In honor of Park County’s upcoming famous festival, Burro Days, Pine resident Martha McKee Krueger shared a story with The Flume about her father, and a donkey.
In 1917, Krueger’s father, Robert “Bobby” McKee, with his parents, founded the first tourist lodge on the North Rim of the Grand Canyon at Bright Angel Point called the Wylie Way.
Burros held a very important job at this lodge. They were responsible for carrying water. In the summer of 1918, Bobby found Brighty; not only a hearty work donkey, but also a friend.
Every morning, Brighty would show up at the back of the kitchen ready for work, and of course, pancakes. Following breakfast, Bobby and his burro would ride down to a spring about half a mile west of Wylie Way, dropping 200 feet in elevation. At the spring, Bobby would fill two five-gallon buckets, and load them up in Brighty’s canvas bags, and head back up. Though, within the next two summers, Brighty’s load increased to two ten-gallon Ford gas tanks. When they were full, they weighed just under two hundred pounds.
It is unknown how many years Brighty was of service to Bobby and the Wylie Way camp but in “The McKee Family Collection,” a book of memoirs by Bobby in 1989, it is written that every spring someone would encourage Brighty to come up from the canyon and was there when the McKees arrived.
“He simply came with the territory,” wrote the author.
Bobby and his incredible burro would make four to seven trips a day.

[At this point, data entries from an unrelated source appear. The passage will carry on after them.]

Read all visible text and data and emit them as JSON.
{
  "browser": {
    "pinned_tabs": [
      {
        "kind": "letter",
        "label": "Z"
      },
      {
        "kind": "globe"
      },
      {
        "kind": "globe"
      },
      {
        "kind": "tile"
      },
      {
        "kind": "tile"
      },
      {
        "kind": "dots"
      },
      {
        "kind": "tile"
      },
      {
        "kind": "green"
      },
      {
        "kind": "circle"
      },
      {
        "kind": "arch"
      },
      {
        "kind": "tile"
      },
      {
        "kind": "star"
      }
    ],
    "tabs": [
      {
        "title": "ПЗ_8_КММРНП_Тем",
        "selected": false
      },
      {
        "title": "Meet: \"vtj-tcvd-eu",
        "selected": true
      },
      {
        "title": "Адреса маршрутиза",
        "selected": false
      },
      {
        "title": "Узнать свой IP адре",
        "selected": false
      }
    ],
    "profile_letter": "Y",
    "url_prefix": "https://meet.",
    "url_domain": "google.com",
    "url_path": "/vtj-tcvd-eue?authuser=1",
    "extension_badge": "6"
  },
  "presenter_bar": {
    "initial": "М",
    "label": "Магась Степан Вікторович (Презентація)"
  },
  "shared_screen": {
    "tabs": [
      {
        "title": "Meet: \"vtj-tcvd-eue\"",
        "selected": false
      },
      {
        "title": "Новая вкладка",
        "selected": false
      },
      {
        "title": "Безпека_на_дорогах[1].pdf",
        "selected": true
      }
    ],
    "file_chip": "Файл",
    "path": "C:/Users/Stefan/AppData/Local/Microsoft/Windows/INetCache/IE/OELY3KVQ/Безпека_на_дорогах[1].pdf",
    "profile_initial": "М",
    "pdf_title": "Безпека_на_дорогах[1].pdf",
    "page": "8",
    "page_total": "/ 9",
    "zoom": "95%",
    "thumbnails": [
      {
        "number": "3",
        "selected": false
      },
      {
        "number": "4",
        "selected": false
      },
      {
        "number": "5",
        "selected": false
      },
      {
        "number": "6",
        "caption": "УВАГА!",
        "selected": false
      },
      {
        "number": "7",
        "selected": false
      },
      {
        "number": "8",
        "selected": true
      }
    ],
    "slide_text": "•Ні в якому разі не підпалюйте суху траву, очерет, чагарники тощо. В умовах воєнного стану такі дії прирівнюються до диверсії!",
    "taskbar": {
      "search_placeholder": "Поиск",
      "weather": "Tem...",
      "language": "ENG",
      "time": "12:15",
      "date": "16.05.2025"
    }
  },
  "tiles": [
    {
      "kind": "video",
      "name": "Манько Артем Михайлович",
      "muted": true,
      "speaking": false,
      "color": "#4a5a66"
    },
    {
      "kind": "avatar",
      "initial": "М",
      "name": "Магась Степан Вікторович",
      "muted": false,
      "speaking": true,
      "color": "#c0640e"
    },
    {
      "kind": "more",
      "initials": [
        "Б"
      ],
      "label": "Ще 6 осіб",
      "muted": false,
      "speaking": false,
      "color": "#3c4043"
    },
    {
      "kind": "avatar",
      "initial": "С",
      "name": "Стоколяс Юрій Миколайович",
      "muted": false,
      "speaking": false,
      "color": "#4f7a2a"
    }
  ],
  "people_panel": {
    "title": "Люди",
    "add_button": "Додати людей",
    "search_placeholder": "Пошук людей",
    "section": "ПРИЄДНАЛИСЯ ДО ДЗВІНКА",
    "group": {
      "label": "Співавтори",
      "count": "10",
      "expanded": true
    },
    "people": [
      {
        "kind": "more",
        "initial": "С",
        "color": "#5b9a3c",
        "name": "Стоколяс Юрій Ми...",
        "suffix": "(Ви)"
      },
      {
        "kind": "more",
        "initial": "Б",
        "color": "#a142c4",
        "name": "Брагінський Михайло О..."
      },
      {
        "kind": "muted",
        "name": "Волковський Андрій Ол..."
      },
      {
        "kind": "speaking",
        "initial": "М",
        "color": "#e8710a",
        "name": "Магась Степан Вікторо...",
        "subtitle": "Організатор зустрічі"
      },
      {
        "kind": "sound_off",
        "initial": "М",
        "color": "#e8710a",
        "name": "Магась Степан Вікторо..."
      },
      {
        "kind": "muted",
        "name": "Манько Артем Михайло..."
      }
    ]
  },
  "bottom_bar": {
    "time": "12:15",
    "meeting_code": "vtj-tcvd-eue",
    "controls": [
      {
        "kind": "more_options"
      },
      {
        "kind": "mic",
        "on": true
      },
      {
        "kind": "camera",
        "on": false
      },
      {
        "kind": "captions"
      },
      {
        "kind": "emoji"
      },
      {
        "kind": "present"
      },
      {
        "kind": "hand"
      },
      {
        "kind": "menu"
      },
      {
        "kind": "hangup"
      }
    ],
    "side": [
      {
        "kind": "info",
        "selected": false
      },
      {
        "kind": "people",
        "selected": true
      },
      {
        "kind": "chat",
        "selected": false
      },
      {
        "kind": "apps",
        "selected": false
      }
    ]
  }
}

Through all this, Brighty carried on, always looking forward to a pancake reward at the end of each load.